Common Disabling Conditions ER Technicians Face
Emergency room technicians, or ER Techs, are regularly pushed to the limit at hospitals and health care facilities. Also known as patient care technicians or nursing assistants, their primary responsibilities involve supporting nurses and other professionals with the heavy lifting, carrying, bending and stooping.
Their duties also come with a high risk of injury and illness, and below are just a few of the many challenges our ER Tech clients have faced that have led to short- and long-term disability claims.
Our ER Tech clients most frequently cite disabling conditions that originate in the:
- Mental nervous issues
We have represented countless clients whose injuries stemmed from an awkward motion, sudden patient jerk, swing or slip that, if they had been treated quickly, would have prevented the pain from impacting their entire body and preventing them from working.
How Disabling Injuries Occur
ER Techs support the nurses and medical staff by handling much of the physical labor and heavy lifting that goes into patient care. One of the most obvious and important duties is to help lift and carry heavy loads. This is not limited to boxes of paperwork or supplies.
For example, patients need to be turned or repositioned every two hours to prevent bed sores. No matter the size or weight of the patient, they need to be handled with care and that typically requires:
- At least two people to turn, lift, or angle the patient.
- Having the patient’s bed rise to waist-height.
- Using proper form, which means lifting from your legs and not your back, and minimize reaching.
These techniques also apply when neutralizing a patient who may be agitated or combative. Incorrect or sudden movements can cause serious debilitating injuries. What may seem minor at the time can have long-term impacts, if our front-line medical staff isn’t treated appropriately.
The ER Techs also perform vital — though not-so-glamorous — tasks such as changing and replacing soiled sheets, collecting urine samples and transporting patients. They are just as susceptible to injury and illness while performing these routines if workplaces are not safe. This means everything from clean floors to adequate medical equipment and waste disposal. Without proper and regular hospital maintenance, nurses and ER Techs are highly susceptible to slips, falls and potential needlesticks.
ER Techs are just as prone to illness as anyone else in a hospital setting. Before 2020, mask wearing was not as prevalent and ER Techs were exposed to many variations of the flu and other contagious diseases and illnesses. An ER Tech is required to work onsite, so telecommuting is not an option.
Being diagnosed with a long-term illness, like the flu or COVID-19, may qualify as a short- or long-term illness that would result in a disability claim, since it would require the tech to stay away from the worksite until medically cleared to return.

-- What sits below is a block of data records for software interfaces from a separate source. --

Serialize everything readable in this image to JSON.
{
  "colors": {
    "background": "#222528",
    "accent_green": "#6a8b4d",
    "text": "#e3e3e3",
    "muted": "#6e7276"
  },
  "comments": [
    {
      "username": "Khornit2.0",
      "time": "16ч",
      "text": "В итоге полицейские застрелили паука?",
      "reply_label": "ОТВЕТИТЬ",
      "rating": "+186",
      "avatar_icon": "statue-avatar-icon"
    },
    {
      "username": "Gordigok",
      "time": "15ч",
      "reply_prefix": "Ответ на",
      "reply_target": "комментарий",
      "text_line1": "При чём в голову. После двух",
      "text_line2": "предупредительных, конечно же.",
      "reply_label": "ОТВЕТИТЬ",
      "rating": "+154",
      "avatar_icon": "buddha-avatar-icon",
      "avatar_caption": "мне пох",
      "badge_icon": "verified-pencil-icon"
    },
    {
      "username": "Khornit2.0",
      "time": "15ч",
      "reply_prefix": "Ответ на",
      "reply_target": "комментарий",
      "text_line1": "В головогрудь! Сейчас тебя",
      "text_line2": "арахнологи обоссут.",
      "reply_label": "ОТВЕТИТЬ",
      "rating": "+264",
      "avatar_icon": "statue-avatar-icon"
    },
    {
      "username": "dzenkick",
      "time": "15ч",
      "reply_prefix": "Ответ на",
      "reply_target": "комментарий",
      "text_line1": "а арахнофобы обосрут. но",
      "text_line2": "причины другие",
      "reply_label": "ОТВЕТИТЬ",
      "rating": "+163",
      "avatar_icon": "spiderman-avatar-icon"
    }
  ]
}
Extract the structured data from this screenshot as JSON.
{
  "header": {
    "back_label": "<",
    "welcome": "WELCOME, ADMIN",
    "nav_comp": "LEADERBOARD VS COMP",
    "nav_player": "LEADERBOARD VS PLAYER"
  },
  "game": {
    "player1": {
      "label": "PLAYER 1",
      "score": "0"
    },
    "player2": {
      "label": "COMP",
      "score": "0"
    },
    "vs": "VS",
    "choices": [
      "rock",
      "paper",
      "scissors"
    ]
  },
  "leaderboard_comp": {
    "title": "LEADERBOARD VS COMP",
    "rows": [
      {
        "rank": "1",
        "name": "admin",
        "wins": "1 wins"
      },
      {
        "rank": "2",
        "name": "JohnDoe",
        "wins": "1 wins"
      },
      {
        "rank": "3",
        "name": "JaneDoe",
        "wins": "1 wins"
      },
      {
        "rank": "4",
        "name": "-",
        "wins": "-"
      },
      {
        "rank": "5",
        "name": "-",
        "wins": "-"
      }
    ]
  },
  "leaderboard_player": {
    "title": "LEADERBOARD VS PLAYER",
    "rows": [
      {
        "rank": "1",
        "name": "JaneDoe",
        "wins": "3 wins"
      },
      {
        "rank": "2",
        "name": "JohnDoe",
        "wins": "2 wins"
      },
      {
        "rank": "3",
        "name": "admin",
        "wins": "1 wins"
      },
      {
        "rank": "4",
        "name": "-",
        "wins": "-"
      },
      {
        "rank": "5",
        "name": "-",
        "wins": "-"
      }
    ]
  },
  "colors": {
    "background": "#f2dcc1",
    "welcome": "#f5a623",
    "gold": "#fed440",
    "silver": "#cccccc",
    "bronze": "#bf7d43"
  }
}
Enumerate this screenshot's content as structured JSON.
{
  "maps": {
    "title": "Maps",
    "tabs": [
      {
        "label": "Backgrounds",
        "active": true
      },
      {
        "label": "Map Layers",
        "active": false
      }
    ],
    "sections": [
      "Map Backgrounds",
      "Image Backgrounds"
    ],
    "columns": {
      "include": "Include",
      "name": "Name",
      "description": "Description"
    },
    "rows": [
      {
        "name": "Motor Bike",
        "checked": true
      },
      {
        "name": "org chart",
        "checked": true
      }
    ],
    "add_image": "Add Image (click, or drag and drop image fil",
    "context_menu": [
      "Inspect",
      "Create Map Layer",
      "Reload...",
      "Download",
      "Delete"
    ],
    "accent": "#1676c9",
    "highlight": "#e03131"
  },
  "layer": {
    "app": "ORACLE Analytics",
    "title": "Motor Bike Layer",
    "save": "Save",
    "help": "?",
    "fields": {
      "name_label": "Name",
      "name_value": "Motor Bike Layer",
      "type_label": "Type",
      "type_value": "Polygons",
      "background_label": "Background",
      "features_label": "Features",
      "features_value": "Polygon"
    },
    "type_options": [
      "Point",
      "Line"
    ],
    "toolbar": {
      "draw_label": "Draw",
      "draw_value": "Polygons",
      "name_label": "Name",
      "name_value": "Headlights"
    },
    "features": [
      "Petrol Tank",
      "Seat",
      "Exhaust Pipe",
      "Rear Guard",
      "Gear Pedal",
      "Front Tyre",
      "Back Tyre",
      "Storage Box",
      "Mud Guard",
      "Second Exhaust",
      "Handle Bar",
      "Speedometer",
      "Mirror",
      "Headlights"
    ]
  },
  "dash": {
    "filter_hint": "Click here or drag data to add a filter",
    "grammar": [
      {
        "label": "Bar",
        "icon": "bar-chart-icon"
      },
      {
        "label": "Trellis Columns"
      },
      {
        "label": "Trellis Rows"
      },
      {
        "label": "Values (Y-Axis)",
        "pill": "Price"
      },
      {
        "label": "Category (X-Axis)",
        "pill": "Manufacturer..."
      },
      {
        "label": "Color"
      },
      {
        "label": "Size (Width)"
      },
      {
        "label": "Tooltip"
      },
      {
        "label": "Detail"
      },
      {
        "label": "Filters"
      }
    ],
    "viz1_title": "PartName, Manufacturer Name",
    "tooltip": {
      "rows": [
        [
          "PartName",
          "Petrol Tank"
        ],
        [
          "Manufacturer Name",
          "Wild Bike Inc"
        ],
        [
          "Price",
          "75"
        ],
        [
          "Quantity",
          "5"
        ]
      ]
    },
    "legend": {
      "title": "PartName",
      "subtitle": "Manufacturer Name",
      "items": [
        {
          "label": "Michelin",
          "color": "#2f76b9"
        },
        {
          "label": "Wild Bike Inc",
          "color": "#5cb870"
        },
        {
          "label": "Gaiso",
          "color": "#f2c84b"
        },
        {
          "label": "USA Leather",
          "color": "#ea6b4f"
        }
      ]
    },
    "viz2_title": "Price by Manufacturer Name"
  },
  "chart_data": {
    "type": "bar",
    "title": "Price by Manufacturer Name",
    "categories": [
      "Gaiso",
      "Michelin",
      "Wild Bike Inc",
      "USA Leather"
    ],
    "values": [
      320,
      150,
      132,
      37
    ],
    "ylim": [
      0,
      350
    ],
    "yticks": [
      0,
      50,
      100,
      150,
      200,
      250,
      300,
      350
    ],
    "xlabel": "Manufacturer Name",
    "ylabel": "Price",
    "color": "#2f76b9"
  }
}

Todays ER Techs and nurses handle a large share of the physical labor in and around the hospital but are also responsible for the paperwork. Its no wonder with so much to do, ER Techs are asked to pitch in for the heavy lifting. With hospitals and facilities experiencing a surge of new patients, ER Techs are in high demand but face a proportionately higher risk for disabling injuries and illness.
The award-winning individual and nationally renowned group long-term disability attorneys at DarrasLaw offer free disability policy analysis and free claim consultation to determine whether your individual or group policy entitles you to short and/or long-term disability benefits. If you are suffering from any type of mental or physical injury or illness that prevents you from performing the important duties of your occupation, or your insurance carrier says you can do other work, call us today at (800) 898-7299 or contact us online.